Information supplied:
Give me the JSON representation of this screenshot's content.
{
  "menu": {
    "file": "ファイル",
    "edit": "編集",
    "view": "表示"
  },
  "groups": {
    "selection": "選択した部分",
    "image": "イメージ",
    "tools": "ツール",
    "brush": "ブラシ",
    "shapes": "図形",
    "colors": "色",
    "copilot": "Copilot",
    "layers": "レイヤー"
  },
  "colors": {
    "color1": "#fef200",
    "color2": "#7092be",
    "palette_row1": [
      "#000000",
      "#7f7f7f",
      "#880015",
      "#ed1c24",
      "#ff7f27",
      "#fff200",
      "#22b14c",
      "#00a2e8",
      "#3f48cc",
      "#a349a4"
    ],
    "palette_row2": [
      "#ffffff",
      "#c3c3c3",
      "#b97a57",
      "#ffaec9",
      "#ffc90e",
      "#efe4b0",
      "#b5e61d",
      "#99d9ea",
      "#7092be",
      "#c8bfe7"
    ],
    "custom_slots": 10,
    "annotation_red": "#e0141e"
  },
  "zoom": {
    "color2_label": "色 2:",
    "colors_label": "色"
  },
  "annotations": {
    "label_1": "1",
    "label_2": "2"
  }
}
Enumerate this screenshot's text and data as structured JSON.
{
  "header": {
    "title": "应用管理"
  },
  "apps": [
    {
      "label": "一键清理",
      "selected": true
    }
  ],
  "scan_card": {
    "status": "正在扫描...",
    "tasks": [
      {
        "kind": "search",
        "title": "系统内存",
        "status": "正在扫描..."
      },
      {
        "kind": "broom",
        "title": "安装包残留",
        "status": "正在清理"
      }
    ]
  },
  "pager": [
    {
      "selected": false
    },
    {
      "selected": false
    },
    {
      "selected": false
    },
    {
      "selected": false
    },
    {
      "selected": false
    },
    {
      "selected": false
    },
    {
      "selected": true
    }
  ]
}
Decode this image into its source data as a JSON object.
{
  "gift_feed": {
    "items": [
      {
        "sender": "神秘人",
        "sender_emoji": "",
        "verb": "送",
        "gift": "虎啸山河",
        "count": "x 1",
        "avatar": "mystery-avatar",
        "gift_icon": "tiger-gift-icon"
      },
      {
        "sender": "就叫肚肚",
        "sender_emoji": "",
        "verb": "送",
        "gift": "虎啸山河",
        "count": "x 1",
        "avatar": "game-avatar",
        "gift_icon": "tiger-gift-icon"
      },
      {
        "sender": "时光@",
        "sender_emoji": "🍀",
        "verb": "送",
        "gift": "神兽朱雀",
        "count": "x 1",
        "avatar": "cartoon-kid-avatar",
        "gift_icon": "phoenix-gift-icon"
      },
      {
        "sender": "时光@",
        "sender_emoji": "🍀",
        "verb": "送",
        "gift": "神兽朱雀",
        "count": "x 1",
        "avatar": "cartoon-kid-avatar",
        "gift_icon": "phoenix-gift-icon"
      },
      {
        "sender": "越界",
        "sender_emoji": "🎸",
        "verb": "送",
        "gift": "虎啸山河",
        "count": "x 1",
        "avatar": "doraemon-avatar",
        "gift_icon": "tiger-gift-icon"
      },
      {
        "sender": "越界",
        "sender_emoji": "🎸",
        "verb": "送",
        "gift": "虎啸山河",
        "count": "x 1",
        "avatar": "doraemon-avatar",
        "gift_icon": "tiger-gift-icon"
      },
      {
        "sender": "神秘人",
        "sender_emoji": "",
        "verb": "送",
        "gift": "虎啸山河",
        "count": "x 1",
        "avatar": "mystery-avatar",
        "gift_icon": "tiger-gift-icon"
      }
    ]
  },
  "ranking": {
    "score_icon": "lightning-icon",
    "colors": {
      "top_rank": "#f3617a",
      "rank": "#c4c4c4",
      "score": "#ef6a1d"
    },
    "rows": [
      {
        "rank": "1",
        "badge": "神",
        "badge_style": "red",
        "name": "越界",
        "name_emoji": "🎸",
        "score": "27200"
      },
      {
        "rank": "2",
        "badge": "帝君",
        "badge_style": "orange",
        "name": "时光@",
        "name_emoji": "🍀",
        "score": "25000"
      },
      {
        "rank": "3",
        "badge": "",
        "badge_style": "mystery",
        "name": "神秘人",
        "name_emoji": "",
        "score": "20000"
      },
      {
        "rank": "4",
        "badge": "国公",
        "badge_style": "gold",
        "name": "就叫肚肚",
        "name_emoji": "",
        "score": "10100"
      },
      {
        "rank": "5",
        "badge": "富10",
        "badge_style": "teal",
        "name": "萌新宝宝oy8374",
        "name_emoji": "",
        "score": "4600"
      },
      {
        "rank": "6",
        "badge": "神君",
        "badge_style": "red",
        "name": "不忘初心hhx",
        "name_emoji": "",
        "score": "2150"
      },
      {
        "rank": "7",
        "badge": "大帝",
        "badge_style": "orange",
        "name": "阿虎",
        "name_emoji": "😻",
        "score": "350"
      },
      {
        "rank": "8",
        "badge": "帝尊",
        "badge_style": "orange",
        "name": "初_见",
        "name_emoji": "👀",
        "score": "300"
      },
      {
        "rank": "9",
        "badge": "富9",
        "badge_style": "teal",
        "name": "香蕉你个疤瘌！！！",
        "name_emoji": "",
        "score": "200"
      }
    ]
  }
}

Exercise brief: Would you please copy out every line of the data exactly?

Output:
Give me the JSON representation of this screenshot's content.
{
  "menu": {
    "file": "ファイル",
    "edit": "編集",
    "view": "表示"
  },
  "groups": {
    "selection": "選択した部分",
    "image": "イメージ",
    "tools": "ツール",
    "brush": "ブラシ",
    "shapes": "図形",
    "colors": "色",
    "copilot": "Copilot",
    "layers": "レイヤー"
  },
  "colors": {
    "color1": "#fef200",
    "color2": "#7092be",
    "palette_row1": [
      "#000000",
      "#7f7f7f",
      "#880015",
      "#ed1c24",
      "#ff7f27",
      "#fff200",
      "#22b14c",
      "#00a2e8",
      "#3f48cc",
      "#a349a4"
    ],
    "palette_row2": [
      "#ffffff",
      "#c3c3c3",
      "#b97a57",
      "#ffaec9",
      "#ffc90e",
      "#efe4b0",
      "#b5e61d",
      "#99d9ea",
      "#7092be",
      "#c8bfe7"
    ],
    "custom_slots": 10,
    "annotation_red": "#e0141e"
  },
  "zoom": {
    "color2_label": "色 2:",
    "colors_label": "色"
  },
  "annotations": {
    "label_1": "1",
    "label_2": "2"
  }
}
Enumerate this screenshot's text and data as structured JSON.
{
  "header": {
    "title": "应用管理"
  },
  "apps": [
    {
      "label": "一键清理",
      "selected": true
    }
  ],
  "scan_card": {
    "status": "正在扫描...",
    "tasks": [
      {
        "kind": "search",
        "title": "系统内存",
        "status": "正在扫描..."
      },
      {
        "kind": "broom",
        "title": "安装包残留",
        "status": "正在清理"
      }
    ]
  },
  "pager": [
    {
      "selected": false
    },
    {
      "selected": false
    },
    {
      "selected": false
    },
    {
      "selected": false
    },
    {
      "selected": false
    },
    {
      "selected": false
    },
    {
      "selected": true
    }
  ]
}
Decode this image into its source data as a JSON object.
{
  "gift_feed": {
    "items": [
      {
        "sender": "神秘人",
        "sender_emoji": "",
        "verb": "送",
        "gift": "虎啸山河",
        "count": "x 1",
        "avatar": "mystery-avatar",
        "gift_icon": "tiger-gift-icon"
      },
      {
        "sender": "就叫肚肚",
        "sender_emoji": "",
        "verb": "送",
        "gift": "虎啸山河",
        "count": "x 1",
        "avatar": "game-avatar",
        "gift_icon": "tiger-gift-icon"
      },
      {
        "sender": "时光@",
        "sender_emoji": "🍀",
        "verb": "送",
        "gift": "神兽朱雀",
        "count": "x 1",
        "avatar": "cartoon-kid-avatar",
        "gift_icon": "phoenix-gift-icon"
      },
      {
        "sender": "时光@",
        "sender_emoji": "🍀",
        "verb": "送",
        "gift": "神兽朱雀",
        "count": "x 1",
        "avatar": "cartoon-kid-avatar",
        "gift_icon": "phoenix-gift-icon"
      },
      {
        "sender": "越界",
        "sender_emoji": "🎸",
        "verb": "送",
        "gift": "虎啸山河",
        "count": "x 1",
        "avatar": "doraemon-avatar",
        "gift_icon": "tiger-gift-icon"
      },
      {
        "sender": "越界",
        "sender_emoji": "🎸",
        "verb": "送",
        "gift": "虎啸山河",
        "count": "x 1",
        "avatar": "doraemon-avatar",
        "gift_icon": "tiger-gift-icon"
      },
      {
        "sender": "神秘人",
        "sender_emoji": "",
        "verb": "送",
        "gift": "虎啸山河",
        "count": "x 1",
        "avatar": "mystery-avatar",
        "gift_icon": "tiger-gift-icon"
      }
    ]
  },
  "ranking": {
    "score_icon": "lightning-icon",
    "colors": {
      "top_rank": "#f3617a",
      "rank": "#c4c4c4",
      "score": "#ef6a1d"
    },
    "rows": [
      {
        "rank": "1",
        "badge": "神",
        "badge_style": "red",
        "name": "越界",
        "name_emoji": "🎸",
        "score": "27200"
      },
      {
        "rank": "2",
        "badge": "帝君",
        "badge_style": "orange",
        "name": "时光@",
        "name_emoji": "🍀",
        "score": "25000"
      },
      {
        "rank": "3",
        "badge": "",
        "badge_style": "mystery",
        "name": "神秘人",
        "name_emoji": "",
        "score": "20000"
      },
      {
        "rank": "4",
        "badge": "国公",
        "badge_style": "gold",
        "name": "就叫肚肚",
        "name_emoji": "",
        "score": "10100"
      },
      {
        "rank": "5",
        "badge": "富10",
        "badge_style": "teal",
        "name": "萌新宝宝oy8374",
        "name_emoji": "",
        "score": "4600"
      },
      {
        "rank": "6",
        "badge": "神君",
        "badge_style": "red",
        "name": "不忘初心hhx",
        "name_emoji": "",
        "score": "2150"
      },
      {
        "rank": "7",
        "badge": "大帝",
        "badge_style": "orange",
        "name": "阿虎",
        "name_emoji": "😻",
        "score": "350"
      },
      {
        "rank": "8",
        "badge": "帝尊",
        "badge_style": "orange",
        "name": "初_见",
        "name_emoji": "👀",
        "score": "300"
      },
      {
        "rank": "9",
        "badge": "富9",
        "badge_style": "teal",
        "name": "香蕉你个疤瘌！！！",
        "name_emoji": "",
        "score": "200"
      }
    ]
  }
}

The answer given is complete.